Prompt:
Would you count the lines in the entries below that contain "example"? Reply with the number only.

***** Material shown

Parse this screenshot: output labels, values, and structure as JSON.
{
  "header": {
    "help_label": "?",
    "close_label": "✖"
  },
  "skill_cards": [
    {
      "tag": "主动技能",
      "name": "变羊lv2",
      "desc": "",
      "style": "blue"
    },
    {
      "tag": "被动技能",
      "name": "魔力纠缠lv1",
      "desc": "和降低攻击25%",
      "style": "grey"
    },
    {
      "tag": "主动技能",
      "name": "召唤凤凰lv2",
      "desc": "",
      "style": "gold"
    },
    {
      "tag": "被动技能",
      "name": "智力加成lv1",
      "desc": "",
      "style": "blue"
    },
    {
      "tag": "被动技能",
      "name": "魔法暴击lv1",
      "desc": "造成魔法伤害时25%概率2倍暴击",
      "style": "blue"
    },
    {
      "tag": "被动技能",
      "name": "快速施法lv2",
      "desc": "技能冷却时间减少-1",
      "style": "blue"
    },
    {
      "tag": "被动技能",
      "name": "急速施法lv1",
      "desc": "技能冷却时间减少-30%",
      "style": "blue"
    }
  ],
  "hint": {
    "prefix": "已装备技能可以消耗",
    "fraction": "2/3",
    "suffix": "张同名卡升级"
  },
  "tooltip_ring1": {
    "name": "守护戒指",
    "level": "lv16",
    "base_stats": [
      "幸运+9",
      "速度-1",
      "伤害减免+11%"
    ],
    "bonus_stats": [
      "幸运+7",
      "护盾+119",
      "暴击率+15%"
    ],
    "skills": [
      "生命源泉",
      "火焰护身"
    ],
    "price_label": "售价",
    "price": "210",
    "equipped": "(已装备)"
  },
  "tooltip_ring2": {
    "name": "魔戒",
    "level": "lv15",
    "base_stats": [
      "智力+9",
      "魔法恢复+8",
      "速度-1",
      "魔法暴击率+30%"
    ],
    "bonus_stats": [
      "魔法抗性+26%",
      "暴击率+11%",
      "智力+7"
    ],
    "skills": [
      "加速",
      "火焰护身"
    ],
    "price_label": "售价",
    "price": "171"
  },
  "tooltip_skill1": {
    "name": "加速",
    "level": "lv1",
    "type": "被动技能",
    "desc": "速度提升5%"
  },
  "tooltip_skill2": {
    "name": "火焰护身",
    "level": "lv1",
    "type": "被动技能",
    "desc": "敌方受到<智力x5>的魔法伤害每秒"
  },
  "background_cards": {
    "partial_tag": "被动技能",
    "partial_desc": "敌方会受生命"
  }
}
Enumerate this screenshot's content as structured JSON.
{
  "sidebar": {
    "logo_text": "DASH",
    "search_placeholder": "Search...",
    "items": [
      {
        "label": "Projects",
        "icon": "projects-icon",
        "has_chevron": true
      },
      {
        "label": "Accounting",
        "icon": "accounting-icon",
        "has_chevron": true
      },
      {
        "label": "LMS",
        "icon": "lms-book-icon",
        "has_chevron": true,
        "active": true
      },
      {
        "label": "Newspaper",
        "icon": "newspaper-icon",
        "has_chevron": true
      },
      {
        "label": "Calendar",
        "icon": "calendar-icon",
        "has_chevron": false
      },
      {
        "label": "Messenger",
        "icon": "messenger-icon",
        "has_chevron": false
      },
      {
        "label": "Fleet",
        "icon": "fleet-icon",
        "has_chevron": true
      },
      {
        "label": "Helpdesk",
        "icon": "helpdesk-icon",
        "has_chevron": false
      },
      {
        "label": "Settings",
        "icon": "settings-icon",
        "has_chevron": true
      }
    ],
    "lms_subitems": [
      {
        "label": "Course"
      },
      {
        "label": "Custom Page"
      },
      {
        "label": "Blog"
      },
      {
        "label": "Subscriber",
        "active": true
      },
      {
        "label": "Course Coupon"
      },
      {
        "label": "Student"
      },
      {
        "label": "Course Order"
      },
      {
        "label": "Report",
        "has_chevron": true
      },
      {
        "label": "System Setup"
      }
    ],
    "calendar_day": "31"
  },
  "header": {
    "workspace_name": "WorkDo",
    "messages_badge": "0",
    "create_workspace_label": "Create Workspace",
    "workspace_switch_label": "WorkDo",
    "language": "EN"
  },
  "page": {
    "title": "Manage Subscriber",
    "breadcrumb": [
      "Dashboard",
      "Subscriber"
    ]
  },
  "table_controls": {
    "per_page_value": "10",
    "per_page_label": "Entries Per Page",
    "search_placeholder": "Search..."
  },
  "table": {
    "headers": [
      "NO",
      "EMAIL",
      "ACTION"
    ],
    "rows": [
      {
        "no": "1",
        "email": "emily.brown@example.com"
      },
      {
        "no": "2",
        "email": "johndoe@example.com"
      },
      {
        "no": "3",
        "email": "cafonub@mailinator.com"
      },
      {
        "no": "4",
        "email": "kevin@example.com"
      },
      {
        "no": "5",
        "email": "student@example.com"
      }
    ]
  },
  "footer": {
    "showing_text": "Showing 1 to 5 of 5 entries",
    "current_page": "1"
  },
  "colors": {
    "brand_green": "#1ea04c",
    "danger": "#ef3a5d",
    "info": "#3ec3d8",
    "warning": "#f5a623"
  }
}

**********

The answer:
4